Neuropsychological speed tests and blood phenylalanine levels in patients with phenylketonuria: a meta-analysis.
ABSTRACT Although pathogenesis of phenylketonuria is not completely understood, a low phenylalanine diet is effective to prevent severe neurological impairment, mental retardation and behavioural difficulties. Treatment recommendations heavily rely on neuropsychological research; however, single study results are ambiguous, what is reflected in substantial variation of US, British, German, Dutch and French recommendations for blood phenylalanine concentrations for adolescents and adults. We conducted a meta-analysis estimating the influence of age, phenylalanine level, and type of neuropsychological test on effect sizes (standardized differences between controls and patients) of computer-based speed measurements in phenylketonuric patients. The effect of blood phenylalanine level on effect size was more pronounced in children and adolescents than in adults, with choice reaction time being particularly sensitive for phenylalanine concentrations. Results corroborate all recommendations for children. With the exception of the US and Dutch recommendations, all recommendations for adolescents seem to be too liberal. The same effect size is predicted for adult phenylalanine concentrations between 750 and 1500mumol/L not suggesting a preference for any of the published treatment recommendations for adulthood.

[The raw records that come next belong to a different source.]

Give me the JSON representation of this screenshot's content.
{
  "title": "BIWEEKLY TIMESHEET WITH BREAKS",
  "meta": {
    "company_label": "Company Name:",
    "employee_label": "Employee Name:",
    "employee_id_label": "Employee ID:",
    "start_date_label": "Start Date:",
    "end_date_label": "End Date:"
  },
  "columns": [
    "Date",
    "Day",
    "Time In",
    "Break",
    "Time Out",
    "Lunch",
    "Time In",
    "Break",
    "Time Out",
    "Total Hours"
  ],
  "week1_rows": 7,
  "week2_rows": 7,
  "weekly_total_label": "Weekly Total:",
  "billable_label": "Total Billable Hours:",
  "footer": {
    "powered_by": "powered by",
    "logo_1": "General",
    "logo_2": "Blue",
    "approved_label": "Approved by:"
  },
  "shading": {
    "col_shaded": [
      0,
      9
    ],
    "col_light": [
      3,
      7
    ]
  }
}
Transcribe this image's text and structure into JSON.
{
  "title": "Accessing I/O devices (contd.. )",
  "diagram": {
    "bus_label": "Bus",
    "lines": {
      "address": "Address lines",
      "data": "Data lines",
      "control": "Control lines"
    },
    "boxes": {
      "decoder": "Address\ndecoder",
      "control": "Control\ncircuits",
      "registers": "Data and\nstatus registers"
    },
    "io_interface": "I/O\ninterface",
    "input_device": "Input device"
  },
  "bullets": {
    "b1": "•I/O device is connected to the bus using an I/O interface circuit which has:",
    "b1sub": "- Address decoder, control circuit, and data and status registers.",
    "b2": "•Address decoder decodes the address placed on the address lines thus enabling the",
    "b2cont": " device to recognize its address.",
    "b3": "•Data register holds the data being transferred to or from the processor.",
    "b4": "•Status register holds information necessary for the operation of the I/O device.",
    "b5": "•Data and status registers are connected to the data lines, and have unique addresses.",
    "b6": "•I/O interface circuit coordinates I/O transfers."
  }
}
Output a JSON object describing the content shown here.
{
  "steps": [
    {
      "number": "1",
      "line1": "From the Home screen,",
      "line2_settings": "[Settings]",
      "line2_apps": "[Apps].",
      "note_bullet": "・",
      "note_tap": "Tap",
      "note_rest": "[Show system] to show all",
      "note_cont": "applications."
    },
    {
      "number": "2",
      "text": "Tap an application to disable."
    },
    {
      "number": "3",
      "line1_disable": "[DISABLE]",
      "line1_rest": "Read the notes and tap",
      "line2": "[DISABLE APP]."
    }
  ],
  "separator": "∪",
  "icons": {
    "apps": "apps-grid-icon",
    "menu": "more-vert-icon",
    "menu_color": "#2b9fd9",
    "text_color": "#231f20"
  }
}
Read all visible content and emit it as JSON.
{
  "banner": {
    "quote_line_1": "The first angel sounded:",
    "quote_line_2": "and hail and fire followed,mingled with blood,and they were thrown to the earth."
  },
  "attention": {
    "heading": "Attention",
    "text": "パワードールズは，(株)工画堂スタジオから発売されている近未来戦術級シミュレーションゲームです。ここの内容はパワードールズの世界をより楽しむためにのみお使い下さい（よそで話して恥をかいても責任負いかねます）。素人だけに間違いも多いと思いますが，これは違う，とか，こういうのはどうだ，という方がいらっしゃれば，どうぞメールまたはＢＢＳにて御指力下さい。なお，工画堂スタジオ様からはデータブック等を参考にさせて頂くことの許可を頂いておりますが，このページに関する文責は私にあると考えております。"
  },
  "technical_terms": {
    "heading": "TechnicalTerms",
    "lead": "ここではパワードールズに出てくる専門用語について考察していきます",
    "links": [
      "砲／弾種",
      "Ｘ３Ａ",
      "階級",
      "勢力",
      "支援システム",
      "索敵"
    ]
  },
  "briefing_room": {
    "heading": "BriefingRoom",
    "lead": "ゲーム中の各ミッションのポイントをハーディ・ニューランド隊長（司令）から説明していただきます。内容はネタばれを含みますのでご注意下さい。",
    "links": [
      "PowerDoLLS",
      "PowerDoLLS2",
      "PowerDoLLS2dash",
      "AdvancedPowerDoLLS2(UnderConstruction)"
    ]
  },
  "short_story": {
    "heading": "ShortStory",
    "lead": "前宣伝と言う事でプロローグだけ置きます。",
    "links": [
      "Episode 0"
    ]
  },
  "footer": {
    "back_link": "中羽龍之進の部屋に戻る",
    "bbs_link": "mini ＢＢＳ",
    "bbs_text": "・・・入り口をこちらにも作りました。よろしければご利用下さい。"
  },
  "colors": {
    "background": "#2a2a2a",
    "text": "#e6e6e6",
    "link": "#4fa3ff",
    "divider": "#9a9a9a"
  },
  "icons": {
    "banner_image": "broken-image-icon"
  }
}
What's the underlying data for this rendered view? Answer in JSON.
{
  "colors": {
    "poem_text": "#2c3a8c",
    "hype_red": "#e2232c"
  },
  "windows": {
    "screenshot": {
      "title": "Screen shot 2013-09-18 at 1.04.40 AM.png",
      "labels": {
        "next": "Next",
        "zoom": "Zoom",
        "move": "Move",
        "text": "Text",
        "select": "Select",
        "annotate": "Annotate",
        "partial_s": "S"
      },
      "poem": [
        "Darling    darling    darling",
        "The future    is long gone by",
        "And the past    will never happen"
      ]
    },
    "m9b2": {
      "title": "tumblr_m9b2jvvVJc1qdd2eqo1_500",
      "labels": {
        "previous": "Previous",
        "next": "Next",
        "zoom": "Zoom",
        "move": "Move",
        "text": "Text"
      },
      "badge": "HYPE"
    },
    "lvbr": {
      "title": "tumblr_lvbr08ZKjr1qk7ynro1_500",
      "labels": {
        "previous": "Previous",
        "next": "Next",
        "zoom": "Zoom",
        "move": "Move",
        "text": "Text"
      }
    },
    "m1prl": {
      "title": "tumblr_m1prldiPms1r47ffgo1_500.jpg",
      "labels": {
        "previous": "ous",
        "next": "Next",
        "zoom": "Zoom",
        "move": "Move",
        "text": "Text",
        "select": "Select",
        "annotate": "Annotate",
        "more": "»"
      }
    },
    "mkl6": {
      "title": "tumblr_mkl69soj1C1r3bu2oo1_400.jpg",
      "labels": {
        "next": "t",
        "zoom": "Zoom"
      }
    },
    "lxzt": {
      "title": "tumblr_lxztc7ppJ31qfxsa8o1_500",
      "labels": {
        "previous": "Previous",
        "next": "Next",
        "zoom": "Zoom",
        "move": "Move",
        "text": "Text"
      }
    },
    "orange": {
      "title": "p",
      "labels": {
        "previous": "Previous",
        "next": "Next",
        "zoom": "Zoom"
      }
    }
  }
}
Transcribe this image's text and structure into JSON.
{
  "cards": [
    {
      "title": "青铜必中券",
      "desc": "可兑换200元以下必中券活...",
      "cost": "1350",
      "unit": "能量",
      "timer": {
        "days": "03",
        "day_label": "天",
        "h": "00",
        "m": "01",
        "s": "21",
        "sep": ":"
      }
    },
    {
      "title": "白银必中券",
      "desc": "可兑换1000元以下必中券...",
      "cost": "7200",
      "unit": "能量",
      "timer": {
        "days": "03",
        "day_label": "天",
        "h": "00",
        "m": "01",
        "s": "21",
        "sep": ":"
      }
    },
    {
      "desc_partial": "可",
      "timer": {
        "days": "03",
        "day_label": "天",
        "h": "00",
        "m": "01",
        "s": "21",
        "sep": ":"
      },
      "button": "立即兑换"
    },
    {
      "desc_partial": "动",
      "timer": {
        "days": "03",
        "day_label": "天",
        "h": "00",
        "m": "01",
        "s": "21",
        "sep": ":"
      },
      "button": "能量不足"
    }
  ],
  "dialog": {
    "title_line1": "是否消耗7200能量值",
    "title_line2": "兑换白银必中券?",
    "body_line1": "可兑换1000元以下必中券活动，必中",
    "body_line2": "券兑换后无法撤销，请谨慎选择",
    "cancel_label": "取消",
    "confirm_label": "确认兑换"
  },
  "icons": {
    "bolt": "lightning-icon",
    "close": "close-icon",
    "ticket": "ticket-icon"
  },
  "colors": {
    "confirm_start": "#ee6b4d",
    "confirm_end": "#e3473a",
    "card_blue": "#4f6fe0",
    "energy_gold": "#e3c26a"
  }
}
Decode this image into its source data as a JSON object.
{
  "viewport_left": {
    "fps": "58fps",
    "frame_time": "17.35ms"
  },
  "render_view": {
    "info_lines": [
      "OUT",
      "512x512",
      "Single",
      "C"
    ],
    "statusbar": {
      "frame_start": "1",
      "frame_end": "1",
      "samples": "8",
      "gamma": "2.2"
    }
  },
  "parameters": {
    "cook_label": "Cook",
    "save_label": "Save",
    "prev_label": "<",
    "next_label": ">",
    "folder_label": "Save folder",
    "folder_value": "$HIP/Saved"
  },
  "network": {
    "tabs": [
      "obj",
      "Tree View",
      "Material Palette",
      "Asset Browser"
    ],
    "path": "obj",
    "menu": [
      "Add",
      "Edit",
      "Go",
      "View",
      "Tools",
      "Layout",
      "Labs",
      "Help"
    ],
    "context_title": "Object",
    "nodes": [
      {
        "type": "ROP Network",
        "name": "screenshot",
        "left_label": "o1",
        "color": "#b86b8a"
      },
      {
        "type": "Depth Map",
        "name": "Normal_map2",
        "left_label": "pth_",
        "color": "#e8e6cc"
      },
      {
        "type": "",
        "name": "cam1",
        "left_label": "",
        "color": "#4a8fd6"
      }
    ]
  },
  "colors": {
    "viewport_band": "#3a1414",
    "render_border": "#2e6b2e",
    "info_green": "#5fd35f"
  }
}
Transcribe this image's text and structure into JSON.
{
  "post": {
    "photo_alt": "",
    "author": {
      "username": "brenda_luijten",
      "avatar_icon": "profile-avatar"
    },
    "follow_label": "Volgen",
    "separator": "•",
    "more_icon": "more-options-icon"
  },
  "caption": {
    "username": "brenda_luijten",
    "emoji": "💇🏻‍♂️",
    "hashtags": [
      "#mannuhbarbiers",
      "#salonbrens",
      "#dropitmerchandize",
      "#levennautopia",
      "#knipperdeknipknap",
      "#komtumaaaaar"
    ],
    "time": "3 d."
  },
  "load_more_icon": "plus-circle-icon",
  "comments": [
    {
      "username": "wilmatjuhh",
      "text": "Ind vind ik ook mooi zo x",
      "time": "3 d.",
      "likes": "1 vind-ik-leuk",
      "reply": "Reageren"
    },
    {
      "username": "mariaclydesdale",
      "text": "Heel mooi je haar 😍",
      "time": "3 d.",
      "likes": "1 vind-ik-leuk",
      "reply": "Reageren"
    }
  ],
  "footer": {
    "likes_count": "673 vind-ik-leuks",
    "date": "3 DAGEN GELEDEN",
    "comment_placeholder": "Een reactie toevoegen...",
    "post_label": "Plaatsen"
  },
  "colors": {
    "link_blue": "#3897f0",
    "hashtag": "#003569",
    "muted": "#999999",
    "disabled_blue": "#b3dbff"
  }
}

Article: Suboptimal outcomes in patients with PKU treated early with diet alone: revisiting the evidence.[show abstract] [hide abstract]
ABSTRACT: The National Institute of Health (NIH) published a Consensus Statement on the screening and management of Phenylketonuria (PKU) in 2000. The panel involved in the development of this consensus statement acknowledged the lack of data regarding the potential for more subtle suboptimal outcomes and the need for further research into treatment options. In subsequent years, the approval of new treatment options for PKU and outcome data for patients treated from the newborn period by dietary therapy alone have become available. We hypothesized that a review of the PKU literature since 2000 would provide further evidence related to neurocognitive, psychosocial, and physical outcomes that could serve as a basis for reassessment of the 2000 NIH Consensus Statement. A systematic review of literature residing in PubMed, Scopus and PsychInfo was performed in order to assess the outcome data over the last decade in diet-alone early-treated PKU patients to assess the need for new recommendations and validity of older recommendations in light of new evidence. The majority of publications (140/150) that contained primary outcome data presented at least one suboptimal outcome compared to control groups or standardized norms/reference values in at least one of the following areas: neurocognitive/psychosocial (N=60; 58 reporting suboptimal outcomes); quality of life (N=6; 4 reporting suboptimal outcomes); brain pathology (N=32; 30 reporting suboptimal outcomes); growth/nutrition (N=34; 29 reporting suboptimal outcomes); bone pathology (N=9; 9 reporting suboptimal outcomes); and/or maternal PKU (N=19; 19 reporting suboptimal outcomes). Despite the remarkable success of public health programs that have instituted newborn screening and early introduction of dietary therapy for PKU, there is a growing body of evidence that suggests that neurocognitive, psychosocial, quality of life, growth, nutrition, bone pathology and maternal PKU outcomes are suboptimal. The time may be right for revisiting the 2000 NIH Consensus Statement in order to address a number of important issues related to PKU management, including treatment advancements for metabolic control in PKU, blood Phe variability, neurocognitive and psychological assessments, routine screening measures for nutritional biomarkers, and bone pathology.Molecular Genetics and Metabolism 101(2-3):99-109. · 3.19 Impact Factor
Article: Serum vitamin B12 concentrations within reference values do not exclude functional vitamin B12 deficiency in PKU patients of various ages.[show abstract] [hide abstract]
ABSTRACT: Homocysteine (Hcy) and in particular methylmalonic acid (MMA) are considered reliable parameters for vitamin B(12) status in healthy individuals. Phenylketonuria (PKU) patients are at risk for functional vitamin B(12) deficiency based on their diet. The aim of this study was to investigate the prevalence of functional vitamin B(12) deficiency in continuously treated PKU patients and the association of parameters of vitamin B(12) and metabolic control. In 75 continuously treated PKU patients of 1-37 years of age, serum vitamin B(12) concentrations, plasma Hcy, MMA, and phenylalanine concentrations were studied. Eight patients had vitamin B(12) concentrations below normal. Out of these eight patients, two had elevated MMA and/or Hcy concentrations. Ten other patients with normal vitamin B(12) concentrations had elevated concentrations of MMA and/or Hcy. A vitamin B(12) concentration within the reference range does not automatically imply a sufficient vitamin B(12) status. We recommend measuring serum MMA, or alternatively plasma Hcy, yearly in all PKU patients to diagnose functional vitamin B(12) deficiency.Molecular Genetics and Metabolism 10/2010; 102(1):13-7. · 3.19 Impact Factor